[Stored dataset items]
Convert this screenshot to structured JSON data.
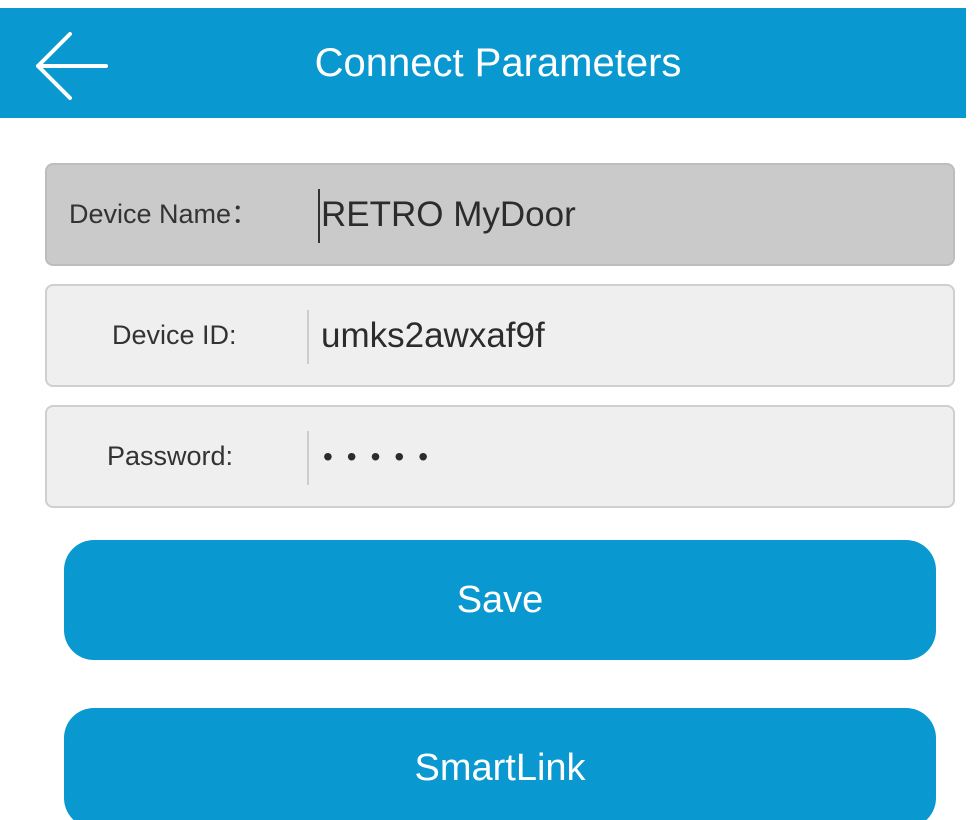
{
  "header": {
    "title": "Connect Parameters",
    "back_icon": "arrow-left-icon",
    "color": "#0a98d1"
  },
  "fields": {
    "device_name": {
      "label": "Device Name：",
      "value": "RETRO MyDoor"
    },
    "device_id": {
      "label": "Device ID:",
      "value": "umks2awxaf9f"
    },
    "password": {
      "label": "Password:",
      "value": "•••••"
    }
  },
  "buttons": {
    "save_label": "Save",
    "smartlink_label": "SmartLink"
  }
}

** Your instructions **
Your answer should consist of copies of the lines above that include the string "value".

** Answer for this exercise **
      "value": "RETRO MyDoor"
      "value": "umks2awxaf9f"
      "value": "•••••"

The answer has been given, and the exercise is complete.